In the Baha’i historical record is a transcendent figure named Nabil. He was the close, devoted follower of the prophet Baha’u’llah and wrote the definitive history of the Baha’i revelation, called The Dawn-Breakers. At the time of Baha’u’llah’s death, Nabil became so distraught that he walked into the ocean and drowned himself. He could not be detached from his beloved or live in this world without Him. The pain was unbearable. I understand, although I also know this life is but the time of a blink of an eye in eternity and soon enough this dream will vanish and everlasting union will prevail.

From the other side, I often hear Naomi’s voice telling me to live life fully and appreciate its great beauty.  Soon enough it will be over, but now, love life and be glad for it.

To learn more about Naomi Boone and her life go to the website: A Heart Traced In Sand, Reflections On A Daughter's Struggle For Life

Sunday, May 24, 2009

A Dazzling Celebration

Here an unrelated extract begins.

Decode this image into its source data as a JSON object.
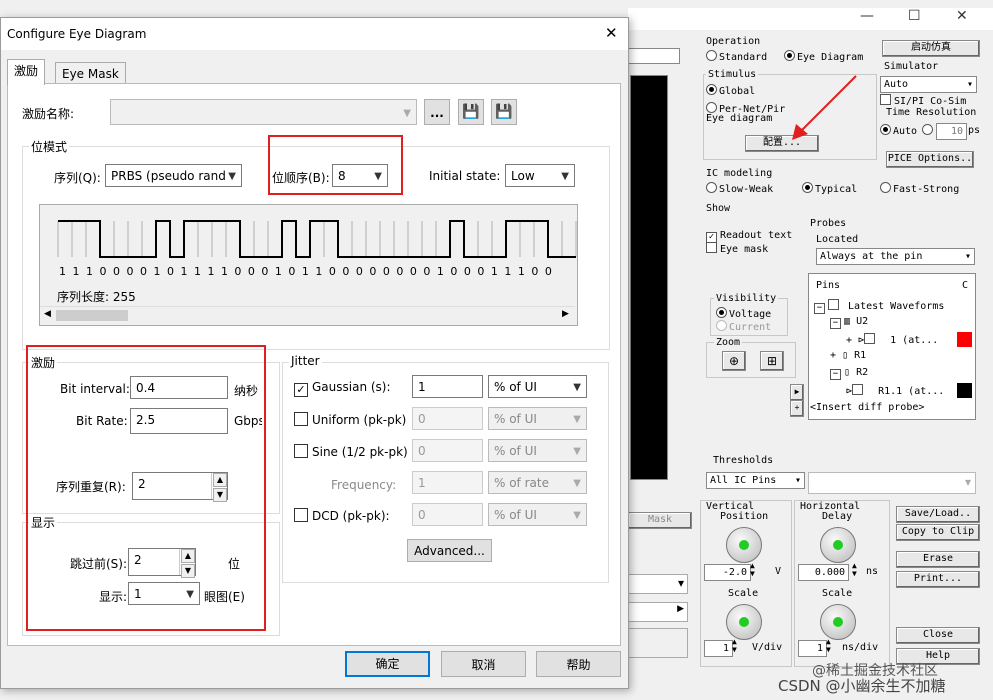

Lately, when I wake in the morning, often I feel like I need help facing the day, so I say a prayer for assistance. Then, more often than not, little struggles ensue throughout the sunlight hours. It is not physical, since I almost never fall sick and I am in good health. But emotionally, when I face tasks, I am soon encumbered by disinterest. I wonder if I have been spoiled by my year of living dangerously, trekking with abandon across the globe on adventure after adventure. Also, the USA is not the same as when I left, and I feel life is collapsed inward. The economy is in shambles . . . and I have no income, so to speak. I am considering selling my possessions again, and moving to Asia, where I have friends and I can live for a fraction of the cost I am faced with now.
This morning I took a walk and flowers are in bloom everywhere. Flowers struggle too! First they must emerge from their dark, hard surroundings underground in their shell. Then they need sunlight, water and nutrients to feed their roots. They must not be stepped on or crushed. They are on a mission to grow to their full potential and create the flowers that make seeds that insure the survival of the species. They struggle against elemental opposition and when they succeed and bloom, a dazzling celebration ensues.
So too, must we as human beings, struggle against everything that would keep us from blooming, so that we may reach our potential and display to the world our own accomplishment of intelligence, talent, and virtue. The difference for us is that we can have a long life of blooming, and human blooming can occur under almost any circumstance. Sometimes, nobility is most pronounced under cruel circumstances. I think of my precious Naomi, when she was in pain and slowly dying. It drove me crazy with distress too watch, and although it was not my custom, sometimes I would leave her for a few moments and smoke a cigarette to relax and distract myself. I prayed all the time for her healing, but conditions worsened. Anyway, once, when I returned to Naomi’s side, she knew I had gone out to smoke, and she gently chided me, saying, “Dad, if you are anxious, just pray. We are stronger when we are happy.” In moments like those, I knew Naomi was so much more than her withering body . . . she was blooming like the fairest rose and nothing would fade its magnificent splendor.